The NCLB act has created the rather misguided mindset in school administrators across the country that standardized testing is the best way to measure student progress. NCLB requires schools to make sufficient progress over two consecutive years as measured by tests, and if the schools fail to meet the mandated achievement levels, they are labeled “in need of improvement.” However, this measure doesn’t account for schools that have been steadily raising their test scores, but not fast enough to keep up with federal benchmarks. With the short timeline low-performing schools are given to meet standards, a school district can still be punished even when it is improving.
To add to the list of pressures put on school districts by NCLB, the program costs school districts $1.4 billion annually, yet 97 percent of these costs go unfunded by the federal government. It seems the federal government is “in need of improvement” when it comes to adequately funding its own program, which in itself is riddled with flaws. Schools must bear the financial burden of these standards, and the quality of education is sacrificed given limited time and financial resources. State governments also deserve some blame for allowing the unequal funding of school districts, which contributes to wide achievement gaps, especially between urban areas and wealthier suburbs.
NCLB has recently made news for the drastic narrowing of the curriculum it has caused at schools across the country. A survey by the Center on Education Policy found that 71 percent of America’s 15,000 school districts have begun cutting back on subjects such as science, social studies and the arts to make more time for reading and math. Because the act mandates that children be tested annually in math and reading from third through eighth grade and once during high school, many schools have taken this narrow focus in their education agenda.
This barebones curriculum has hurt students in schools that fail to keep up with federal standards, disproportionately affecting low-income and low-performing school districts. In perhaps the most dangerous effect of NCLB, students who are given a stripped-down curriculum lose the chance to explore their interests. In some schools, students who fail to meet proficiency standards are forced to dedicate nearly all their day to catching up in reading and math. Some teachers just shrug off this punitive approach as an incentive for students to do better the next year.

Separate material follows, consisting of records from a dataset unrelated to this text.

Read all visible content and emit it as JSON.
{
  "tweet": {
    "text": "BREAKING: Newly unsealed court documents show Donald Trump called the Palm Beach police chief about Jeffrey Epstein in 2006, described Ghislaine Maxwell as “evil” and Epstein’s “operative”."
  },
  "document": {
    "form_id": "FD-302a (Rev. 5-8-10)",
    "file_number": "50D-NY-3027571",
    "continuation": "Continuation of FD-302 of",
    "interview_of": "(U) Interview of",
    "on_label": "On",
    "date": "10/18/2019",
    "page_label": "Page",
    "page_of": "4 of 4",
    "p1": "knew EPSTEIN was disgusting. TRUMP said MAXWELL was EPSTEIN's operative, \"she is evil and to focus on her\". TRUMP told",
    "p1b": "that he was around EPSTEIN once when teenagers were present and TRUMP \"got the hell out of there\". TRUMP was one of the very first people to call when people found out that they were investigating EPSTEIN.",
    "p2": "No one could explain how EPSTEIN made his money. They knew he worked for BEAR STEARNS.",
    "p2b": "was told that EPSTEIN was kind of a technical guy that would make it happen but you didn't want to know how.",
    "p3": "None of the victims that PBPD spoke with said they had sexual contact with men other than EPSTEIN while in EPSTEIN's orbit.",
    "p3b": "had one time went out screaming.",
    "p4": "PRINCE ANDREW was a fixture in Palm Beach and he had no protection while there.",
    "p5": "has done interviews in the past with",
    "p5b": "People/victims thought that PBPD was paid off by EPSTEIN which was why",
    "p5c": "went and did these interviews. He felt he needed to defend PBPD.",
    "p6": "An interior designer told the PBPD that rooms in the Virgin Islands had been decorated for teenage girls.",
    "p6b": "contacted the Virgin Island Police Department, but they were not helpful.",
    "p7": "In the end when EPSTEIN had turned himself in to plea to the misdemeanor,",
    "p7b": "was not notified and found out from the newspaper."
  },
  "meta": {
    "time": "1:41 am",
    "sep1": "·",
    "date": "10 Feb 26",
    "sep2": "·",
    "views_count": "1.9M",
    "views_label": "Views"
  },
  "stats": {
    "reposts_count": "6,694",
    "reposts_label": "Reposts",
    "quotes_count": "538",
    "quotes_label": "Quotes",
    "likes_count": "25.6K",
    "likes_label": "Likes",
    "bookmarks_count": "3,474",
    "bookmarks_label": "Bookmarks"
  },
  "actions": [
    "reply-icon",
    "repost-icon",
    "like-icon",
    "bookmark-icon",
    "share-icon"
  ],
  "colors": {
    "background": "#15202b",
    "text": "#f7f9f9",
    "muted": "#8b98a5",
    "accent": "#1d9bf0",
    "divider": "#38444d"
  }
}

Although they may have stronger literacy and math skills, these students miss out on other areas of knowledge, which will impair their ability to be well rounded, actively thinking citizens. With this strict test regimen, students become homogenized thinkers, teachers only teach to the test and education can lose its spark altogether. The education reforms the Bush administration mandated have failed to address the real problems plaguing the nation’s schools and have only managed to further impair public school districts instead of boosting students’ education.